As you can see, the reasons for evacuations range in cause and in extremity; however, there’s one uniting feature — all guests had to be evacuated in quick time for their own safety, and before the situation worsened.
While keeping guests and team members safe is, of course, an ethical imperative, there may also be legislation in place that forces your hand if you haven’t taken steps already.
Why Evacuation Chairs Are Vital in Hotels
In an emergency, everyone present needs to be considered, and nobody can be left behind. That’s why evacuation chairs are a necessity in every building with multiple floors.
An evacuation chair is a single user-operated device that safely holds an individual requiring assistance in place and allows for a smooth descent down staircases and stairwells in the event of an emergency.
Stair chairs are an absolute must for hotels. Here’s why.
You Cannot Predict Your Population
First, hotels usually have a wide range of different guests. While accessible rooms are likely available on ground floors, other guests are likely present whose needs may not be immediately visible (or may not have been disclosed at the time of booking). For example, these people may be:
- Those without obvious physical injuries — like those with arthritis.
- Pregnant people (when a person is pregnant, in preparation for birth, the body produces relaxin.

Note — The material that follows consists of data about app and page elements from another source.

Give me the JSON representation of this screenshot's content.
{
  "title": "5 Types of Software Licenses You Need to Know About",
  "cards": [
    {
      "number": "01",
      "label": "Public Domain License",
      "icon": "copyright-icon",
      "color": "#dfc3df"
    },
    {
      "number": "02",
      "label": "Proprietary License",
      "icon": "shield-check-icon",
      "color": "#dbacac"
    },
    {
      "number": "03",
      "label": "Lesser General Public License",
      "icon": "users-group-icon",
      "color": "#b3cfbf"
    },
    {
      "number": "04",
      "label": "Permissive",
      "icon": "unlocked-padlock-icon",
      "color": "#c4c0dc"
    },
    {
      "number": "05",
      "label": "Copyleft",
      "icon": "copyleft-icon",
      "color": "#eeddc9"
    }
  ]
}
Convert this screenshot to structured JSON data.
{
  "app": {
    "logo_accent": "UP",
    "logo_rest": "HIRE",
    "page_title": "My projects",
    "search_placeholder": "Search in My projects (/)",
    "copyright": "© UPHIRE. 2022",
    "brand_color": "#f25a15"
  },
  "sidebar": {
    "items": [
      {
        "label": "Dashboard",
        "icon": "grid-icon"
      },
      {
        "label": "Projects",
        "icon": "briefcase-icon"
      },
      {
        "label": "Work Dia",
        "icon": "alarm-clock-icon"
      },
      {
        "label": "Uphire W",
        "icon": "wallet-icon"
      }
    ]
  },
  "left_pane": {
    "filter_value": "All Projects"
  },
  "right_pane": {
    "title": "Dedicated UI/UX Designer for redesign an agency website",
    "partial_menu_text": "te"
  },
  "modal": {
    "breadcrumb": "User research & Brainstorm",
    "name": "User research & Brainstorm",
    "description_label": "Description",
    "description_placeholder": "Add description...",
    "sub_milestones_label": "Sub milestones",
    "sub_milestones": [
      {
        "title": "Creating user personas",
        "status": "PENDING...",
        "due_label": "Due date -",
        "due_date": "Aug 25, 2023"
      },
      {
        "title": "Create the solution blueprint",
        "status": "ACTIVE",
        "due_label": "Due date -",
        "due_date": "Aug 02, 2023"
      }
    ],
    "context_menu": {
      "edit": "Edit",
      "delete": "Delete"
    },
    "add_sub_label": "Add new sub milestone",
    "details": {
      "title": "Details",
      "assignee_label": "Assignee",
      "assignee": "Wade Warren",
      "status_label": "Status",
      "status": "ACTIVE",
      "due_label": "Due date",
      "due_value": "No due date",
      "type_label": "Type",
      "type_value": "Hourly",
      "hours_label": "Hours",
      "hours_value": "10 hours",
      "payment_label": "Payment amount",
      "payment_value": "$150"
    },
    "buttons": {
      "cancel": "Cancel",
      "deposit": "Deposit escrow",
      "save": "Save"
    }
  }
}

Relaxin loosens the body’s ligaments, making the person more prone to injury due to reduced stability).
- Seniors, who may encounter difficulties descending stairs in a hurried manner and in a stressful environment.

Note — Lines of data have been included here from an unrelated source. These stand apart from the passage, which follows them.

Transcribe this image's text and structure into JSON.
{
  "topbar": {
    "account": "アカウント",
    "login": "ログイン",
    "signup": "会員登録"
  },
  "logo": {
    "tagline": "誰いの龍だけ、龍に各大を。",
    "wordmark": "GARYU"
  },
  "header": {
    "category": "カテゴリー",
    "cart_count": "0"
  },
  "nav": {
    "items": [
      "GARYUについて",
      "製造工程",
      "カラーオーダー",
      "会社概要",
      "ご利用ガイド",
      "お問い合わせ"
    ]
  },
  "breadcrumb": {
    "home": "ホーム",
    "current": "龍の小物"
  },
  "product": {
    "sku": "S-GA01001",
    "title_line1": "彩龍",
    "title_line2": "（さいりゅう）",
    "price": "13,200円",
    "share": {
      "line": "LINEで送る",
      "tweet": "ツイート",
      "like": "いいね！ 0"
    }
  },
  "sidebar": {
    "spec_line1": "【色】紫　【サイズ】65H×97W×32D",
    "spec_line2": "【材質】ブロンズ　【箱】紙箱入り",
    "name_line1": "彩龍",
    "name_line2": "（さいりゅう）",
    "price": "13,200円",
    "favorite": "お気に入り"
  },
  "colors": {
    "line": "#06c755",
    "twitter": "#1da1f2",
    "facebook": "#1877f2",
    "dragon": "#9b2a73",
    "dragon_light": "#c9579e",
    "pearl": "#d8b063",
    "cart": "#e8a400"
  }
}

- A person who has experienced an temporary injury pre-trip, or on their trip, and now has a cast on a foot or leg and uses a crutch for support.
Guests Are Unfamiliar with the Space
In any emergency, there’s a strong likelihood that the power shuts down (rendering elevators inoperable) and that hallways and stairwells become busy and chaotic — this is especially true in a hotel where guests aren’t familiar with their surroundings and are not versed in precise protocols for evacuation. While there’s always an emergency plan on the back of a hotel door, these likely aren’t studied too closely by overnight visitors.
For these reasons alone, an evacuation stair chair is a sensible investment for hotels, B&Bs, and resorts.
The Logistics of the Stair Chair
When it comes to where to store evacuation chairs, they should ideally be stored on each floor and closest to the most accessible and widest stairwell. As discussed above, you simply don’t know who’s staying with you on a day-to-day basis, and so having more than one chair on site is advised.
Team members should also know where stair chairs are located, where to go in an evacuation to provide help, and how to deploy them should an evacuation occur.
The Bottom Line
For a moment there, it looked like the hotel was a thing of the past as vacation goers and business travellers alike embraced the charm and convenience of apartment, room, and house-sharing.
However, there’s been an about-turn, with hotels reclaiming the number one spot of preferred accommodations. If you’re a hotel owner or manager, feel free to connect with us at Evacuscape today to learn more about our evacuation stair chairs, and how they can be of great benefit to your evacuation response plan, and to your guest and employee safety.